We spent about four weeknights installing the flooring.  One of us would pick the piece of flooring, set it, and join the tongue and groove together using a mallet and a wooden block, as to not damage the floors with the mallet, and the other one of us would staple them together.  It was a great project for two people and shockingly our knees and backs handled the work.  Bob basically taught us how to start with the first two courses, and we did the entire rest of the first floor!  We gave ourselves a big 'ole pat on the back when we were finished!

Speaking of when we finished, we reviewed our work and realized how much we LOVED the natural look of the walnut.  We were originally going to stain them a very dark espresso brown.
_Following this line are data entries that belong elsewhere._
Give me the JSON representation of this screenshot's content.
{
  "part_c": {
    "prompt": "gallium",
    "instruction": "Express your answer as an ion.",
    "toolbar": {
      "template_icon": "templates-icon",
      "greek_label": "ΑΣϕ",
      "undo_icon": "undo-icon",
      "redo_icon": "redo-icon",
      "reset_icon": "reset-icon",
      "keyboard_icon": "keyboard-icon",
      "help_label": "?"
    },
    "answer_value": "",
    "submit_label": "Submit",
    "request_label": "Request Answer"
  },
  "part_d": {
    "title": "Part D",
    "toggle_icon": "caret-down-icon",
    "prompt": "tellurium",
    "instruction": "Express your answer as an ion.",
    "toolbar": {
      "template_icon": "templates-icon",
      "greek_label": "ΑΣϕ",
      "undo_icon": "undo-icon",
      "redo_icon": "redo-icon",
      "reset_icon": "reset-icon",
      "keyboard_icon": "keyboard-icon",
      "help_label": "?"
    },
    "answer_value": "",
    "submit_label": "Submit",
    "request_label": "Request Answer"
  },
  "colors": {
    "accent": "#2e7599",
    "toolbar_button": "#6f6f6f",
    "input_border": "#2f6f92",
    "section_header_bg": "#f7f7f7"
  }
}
Uh oh!  All of this work to find floors that will look great when stained dark and now we don't want to stain them!  Walnut is such a naturally beautiful wood, and we loved the grain and knots that came along with getting the #1 Common so we had to find a finish that would maintain the look of the unfinished floor.  We tried several options:  Oil based polyurethane, clear stain, and tung oil.  But the finish that we both loved the most, the one that maintained the look of the raw wood the best, was a water based polyurethane.  We called Dominion Floors in Arlington, VA and they finished our floors over a process of two days.  We were banished to live on the second floor while things dried properly.
Once the floors were finished (and not stained dark) our friends starting coming out of the woodwork to tell us what a bad idea they thought staining the floors dark would have been.  Speak up people!  Tell us if you think we are making a mistake BEFORE we either go through with it or agonize over our decision!  Why does it always happen that way?  It was the classic "I broke up with him" and your friends say "Good, we didn't like him anyways!"  Just tell us up front!

Now that our friends have been reprimanded, we LOVE our floors and we are so happy that we did not stain them dark.  Notice in the photo above some woodwork happening in the dining room.  Guess what the next post is going to be about!?!?